To do » Repeat the data as given. Images do not go in the copy.
= Beginning of Section =
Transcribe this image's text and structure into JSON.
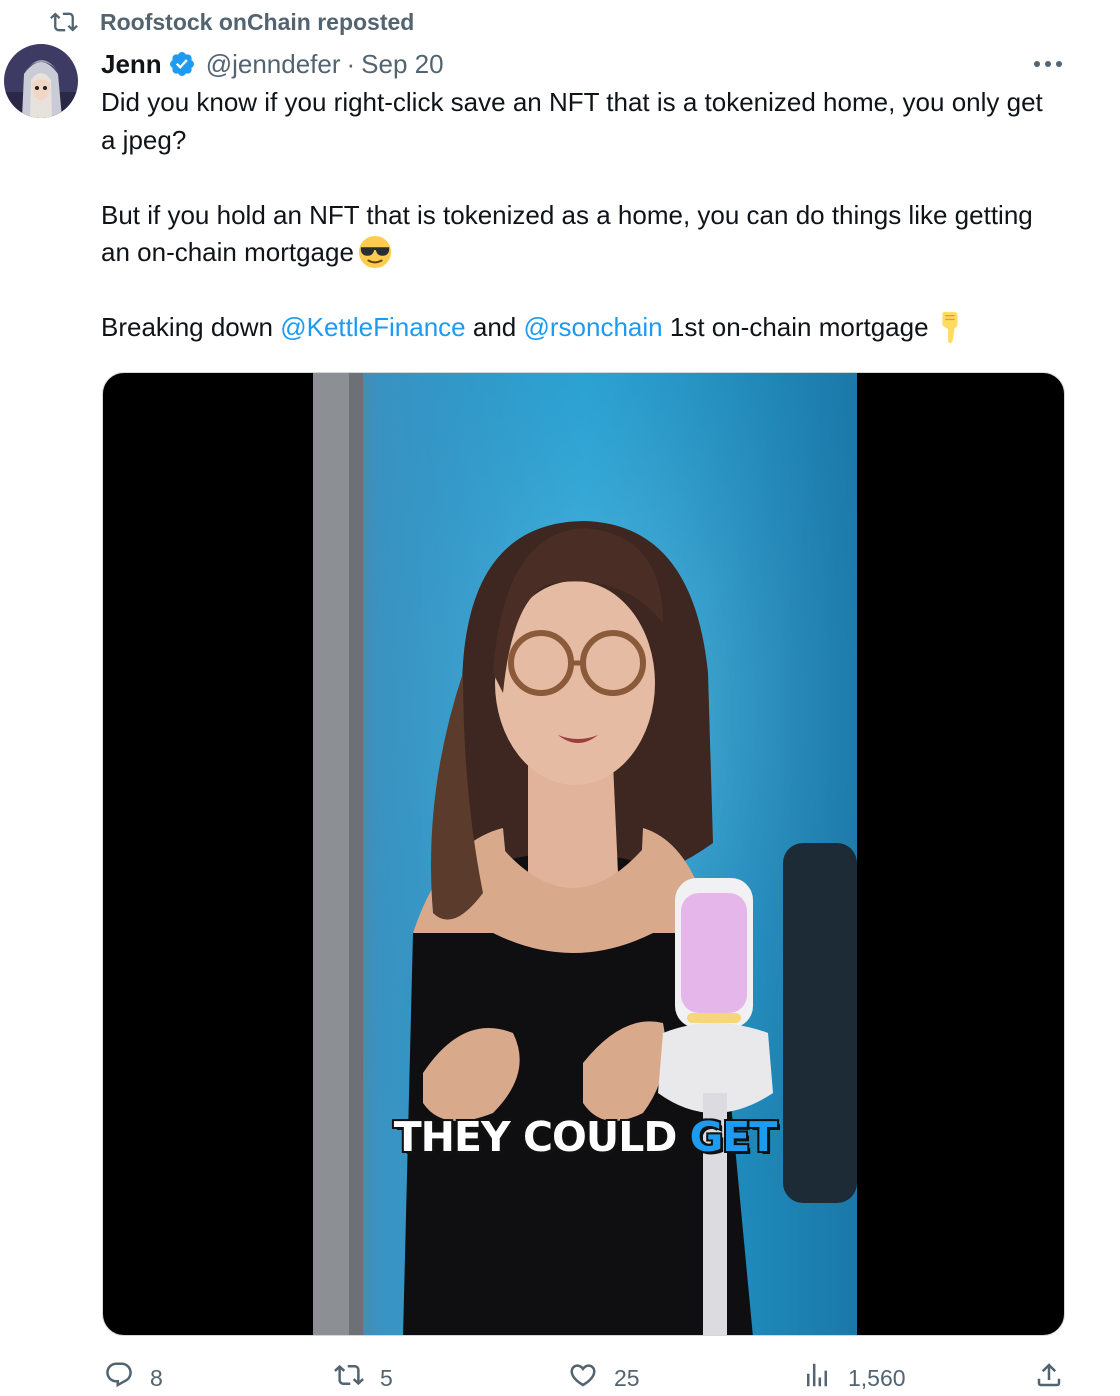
{
  "repost": {
    "text": "Roofstock onChain reposted",
    "icon": "repost-icon"
  },
  "tweet": {
    "author_name": "Jenn",
    "handle": "@jenndefer",
    "separator": "·",
    "date": "Sep 20",
    "verified_icon": "verified-badge-icon",
    "more_icon": "more-icon",
    "paragraph1": "Did you know if you right-click save an NFT that is a tokenized home, you only get a jpeg?",
    "paragraph2": "But if you hold an NFT that is tokenized as a home, you can do things like getting an on-chain mortgage",
    "paragraph3_prefix": "Breaking down",
    "mention1": "@KettleFinance",
    "paragraph3_mid": "and",
    "mention2": "@rsonchain",
    "paragraph3_suffix": "1st on-chain mortgage",
    "emoji1": "smiling-face-with-sunglasses-emoji",
    "emoji2": "backhand-index-pointing-down-emoji",
    "video": {
      "caption_white": "THEY COULD",
      "caption_highlight": "GET"
    }
  },
  "actions": {
    "replies": "8",
    "reposts": "5",
    "likes": "25",
    "views": "1,560"
  },
  "colors": {
    "accent": "#1d9bf0",
    "secondary_text": "#536471",
    "primary_text": "#0f1419",
    "media_background": "#000000"
  }
}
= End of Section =
Answer »
Transcribe this image's text and structure into JSON.
{
  "repost": {
    "text": "Roofstock onChain reposted",
    "icon": "repost-icon"
  },
  "tweet": {
    "author_name": "Jenn",
    "handle": "@jenndefer",
    "separator": "·",
    "date": "Sep 20",
    "verified_icon": "verified-badge-icon",
    "more_icon": "more-icon",
    "paragraph1": "Did you know if you right-click save an NFT that is a tokenized home, you only get a jpeg?",
    "paragraph2": "But if you hold an NFT that is tokenized as a home, you can do things like getting an on-chain mortgage",
    "paragraph3_prefix": "Breaking down",
    "mention1": "@KettleFinance",
    "paragraph3_mid": "and",
    "mention2": "@rsonchain",
    "paragraph3_suffix": "1st on-chain mortgage",
    "emoji1": "smiling-face-with-sunglasses-emoji",
    "emoji2": "backhand-index-pointing-down-emoji",
    "video": {
      "caption_white": "THEY COULD",
      "caption_highlight": "GET"
    }
  },
  "actions": {
    "replies": "8",
    "reposts": "5",
    "likes": "25",
    "views": "1,560"
  },
  "colors": {
    "accent": "#1d9bf0",
    "secondary_text": "#536471",
    "primary_text": "#0f1419",
    "media_background": "#000000"
  }
}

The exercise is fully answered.